'The urgent threat of communicable diseases comes with significant morbidity and mortality, tremendous health care disruptions and resource utilization, and collateral economic and societal costs,' the scientists wrote in the study.
They said the emergence of novel respiratory diseases in the past two decades -- such as the Severe Acute Respiratory Syndrome (SARS) in 2002-2003, Middle East Respiratory Syndrome (MERS) in 2012-2013, and COVID-19 from China -- demonstrate the need for change.
'MERS and SARS were associated with very specific travel. MERS was associated with travel to the Arabian Peninsula, and SARS was associated with travel primarily to Hong Kong, Singapore, and Beijing,' Perl said.
'Currently COVID is similar in that there are geographic clusters, but those lines may be blurring as the outbreak expands,' she added.
According to the scientists, the challenges and potential stress on the public health infrastructure, including the hospitals which are part of this, will be notable in that we could see large numbers of patients.
'Our role will not only be to care for these patients but to communicate to them the strategies that they can use to protect themselves,' Perl said.
The researchers believe that the current outbreak is an opportune time to consider adding travel history to the routine.
'The COVID outbreak is clearly moving at a tremendous pace, with new clusters appearing daily,' Perl said.
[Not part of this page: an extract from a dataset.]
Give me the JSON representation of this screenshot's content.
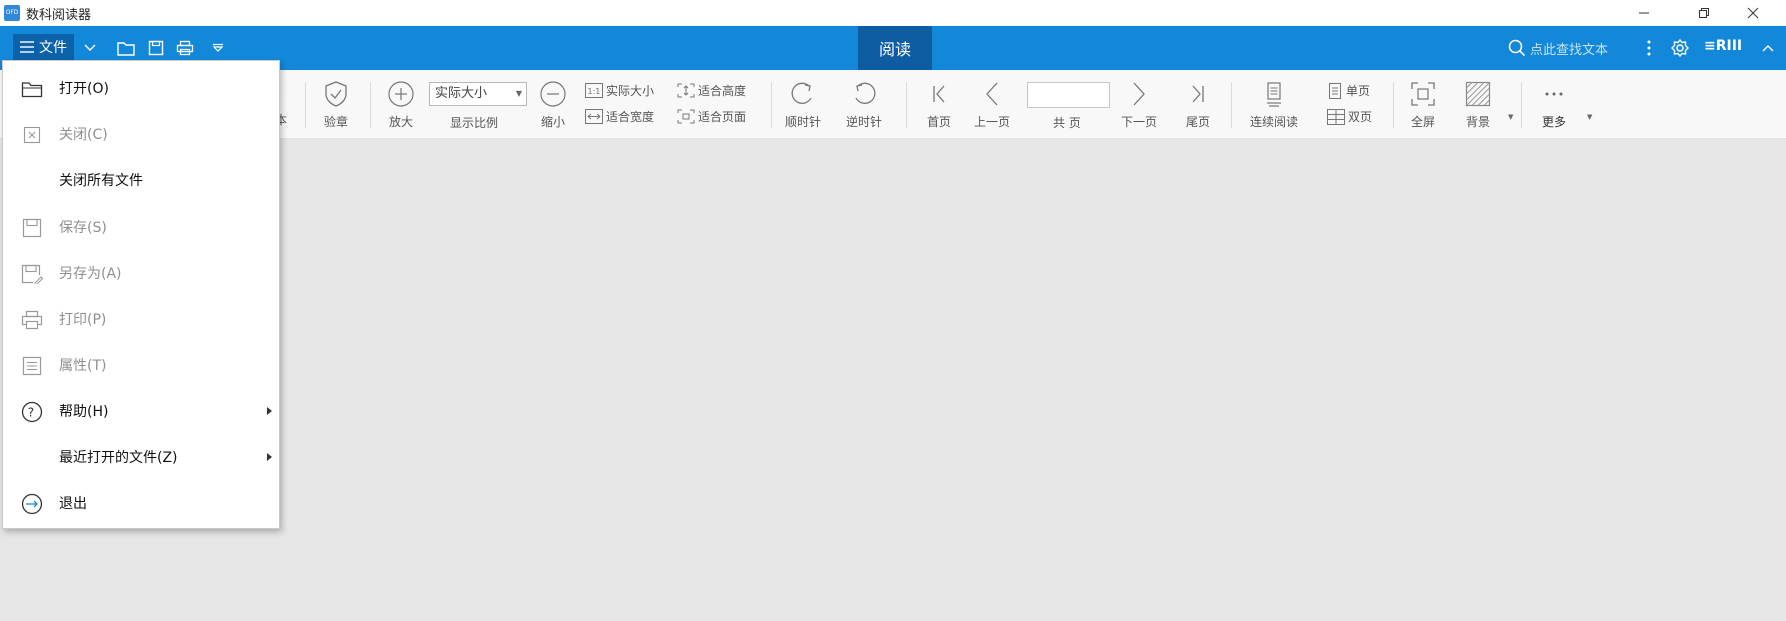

'What is different with this outbreak is that this virus is more fit and transmissible and hence there has been much more transmission,' she added. PTI VIS VIS VIS